Who then is the great Sarastro?  He has power over light and darkness, he is a father and a judge, a priest and a necromancer, a beneficent ruler and a despot.  He arrives at his temple of peace on a chariot drawn by lions, a magnificent warrior who flashes with rage and nobility but proceeds to sing of temperance and brotherhood.  Full of the contradictions of power, he nevertheless exercises it with measured wisdom.  The Temple of Isis over which Sarastro presides contains a spiritual ‘order’, whose adherents are nameless masses living free from the tyrannies of social division under a benign dictatorship.  Mozart imbues Sarastro with all the qualities of enlightened despotism that were so key to the politics and philosophy of the age, but audiences today aren’t always comfortable with such a scenario.  It all smacks of brainwashing, and all those trials and initiation rites have cult-like overtones.  However, the relationship between a ruler and his people was key not only to Mozart’s political beliefs, but also to his identity as an artist and as a man.  His creative self was, after all, shaped by his father (called Leopold, like the new emperor).  Just as Sarastro puts Tamino through a series of trials in order to prove himself worthy of love, so Leopold Mozart made gruelling demands of his son in order that his musical genius could flower to the full.  Throughout his life, Mozart had an uneasy relationship with authority.  On the one hand, it provided the support and infrastructure that his creativity needed, but on the other, his patrons and masters cramped his style and never really understood the true scope of his greatness. The Magic Flute’s appeal lies not, perhaps, so much in its big ideas and its covert symbols, but rather in its exploration of what makes us human, which must have touched and tickled its first audience.  In Tamino, Sarastro gains the perfect son, the ideal progeny that Mozart never was and indeed few of us will ever be – a man who sticks to the rules, always does what is right and proper, and gets his just deserts.  In Papageno, we have a figure who seems far more like most of us – a fallible soul who is not always on the ball, finds it difficult to shut up when he should, but actually does perfectly alright in the end.

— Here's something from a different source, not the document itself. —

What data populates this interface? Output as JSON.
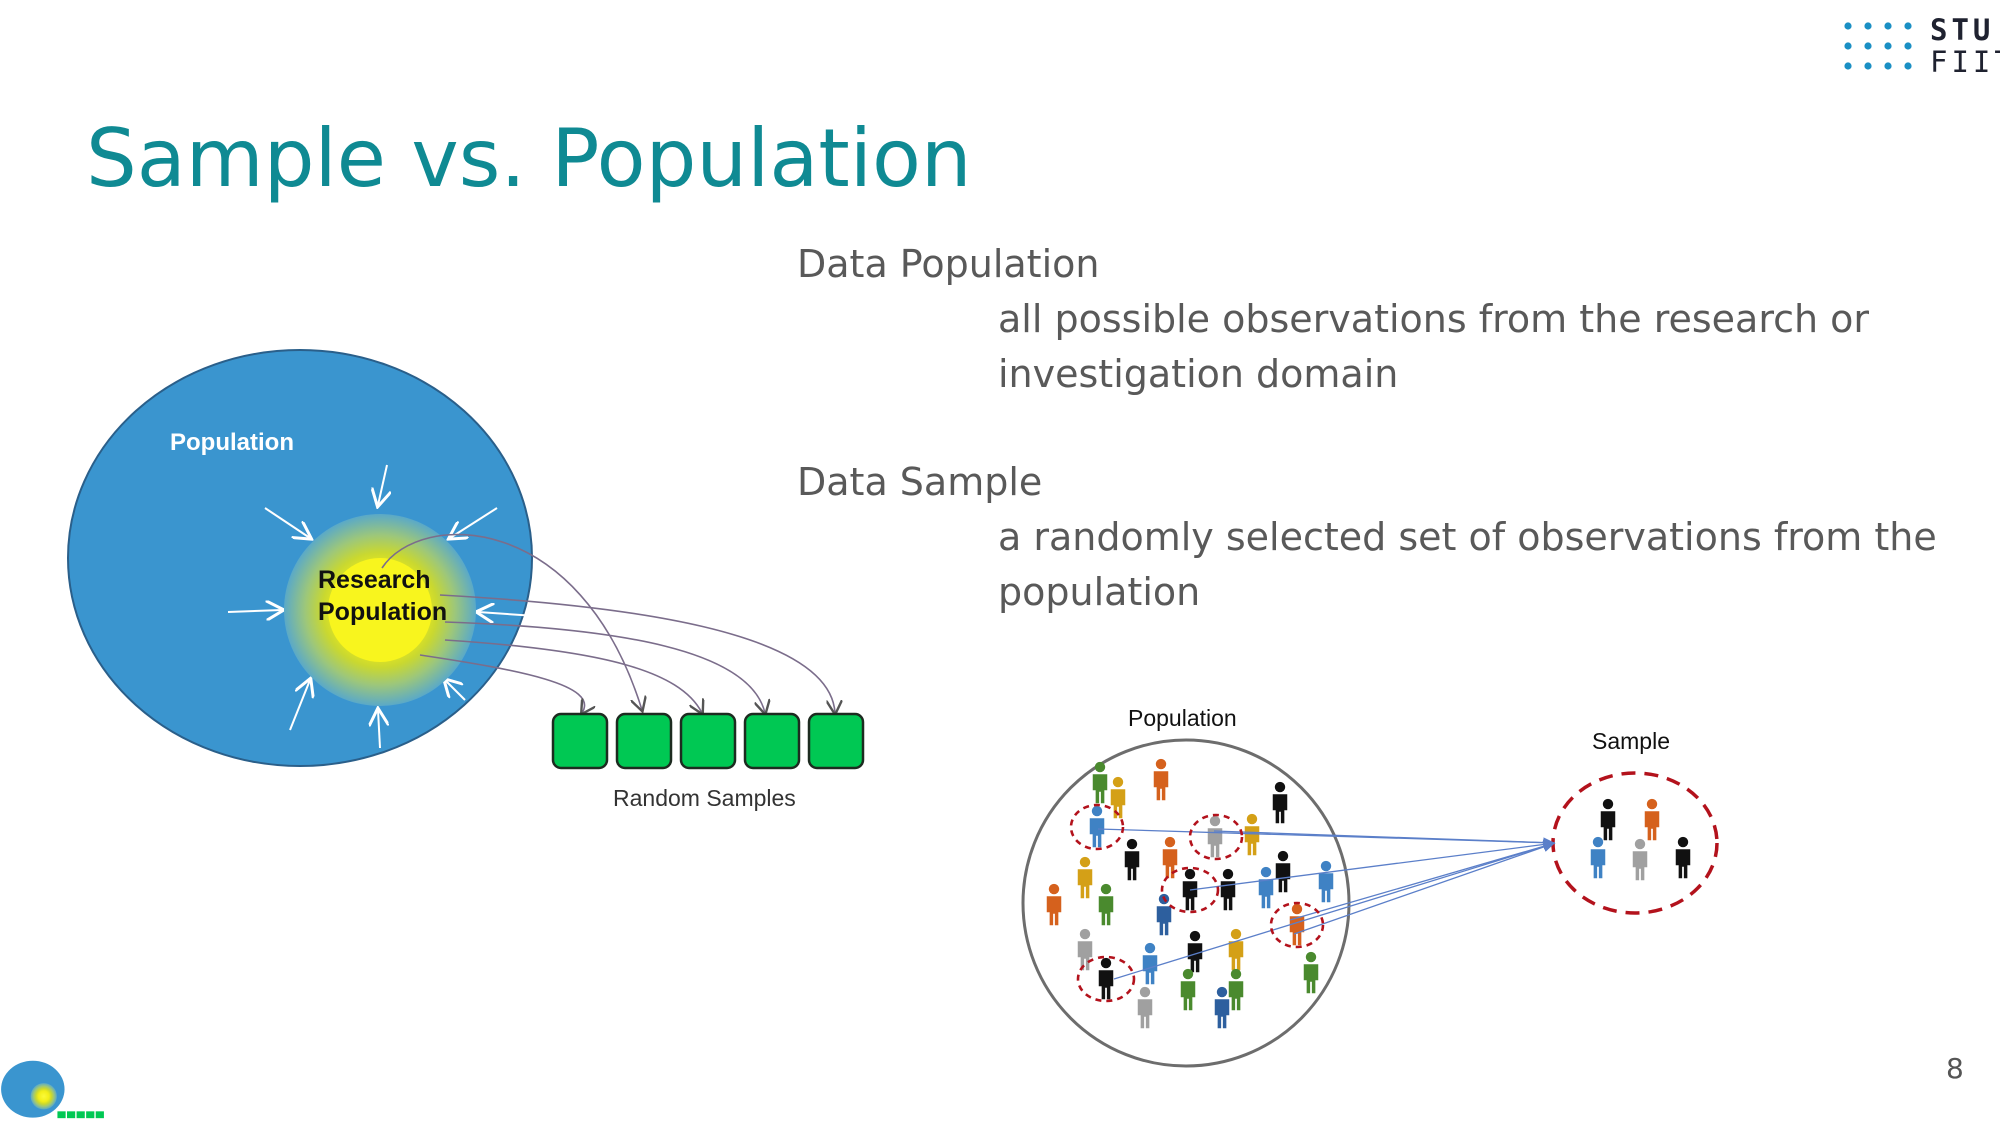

At the end of Shakespeare’s Tempest, Prospero turns to his audience, his magic charms “o’erthrown”, and bids them applaud to release him from the “bands” of his captivity.  It is a classic example of the tables being turned: the great manipulator craving the hand of his captive audience to set him free.  Who is really being held in thrall, Shakespeare seems to be asking us, where does the balance of power lie?  Perhaps there is something of the same question in Mozart’s The Magic Flute.  Who in the world is manipulating whom?  This is his last opera, and one in which he speaks most directly to his audience and appeals for balance and tolerance in a world in which the social order is on a knife-edge.

Within a few short years of Mozart’s death, the old world order was blown apart.  A Reign of Terror had brought disgrace on the revolutionary spirit of the age and a new sort of lust for power changed the status quo forever.  It was hardly surprising that The Magic Flute was anathema to the 19th century and usually relegated to a children’s fairy tale told in primary colours.  These days, Mozart’s final stage work has come into its own again.  In an age obsessed with self-improvement and spiritual growth, it speaks of wrestling with ourselves and our own consciences without all the pretentious gobbledygook of today’s self-help manuals.  It offers a vision of an honest spiritual quest without the encumbrance of religious doctrine.  And finally, it ends in a blaze of light – with the insanely optimistic thought that man might just, through a process of self-examination and inner struggle, prevail over every adversity.  Of course salvation can’t be achieved by reason alone – it takes the enchantment of the artist, a touch of magic from the music of the bells and the flute, to pave the way to triumph.

Ashutosh Khandekar is the editor of Opera Now Magazine.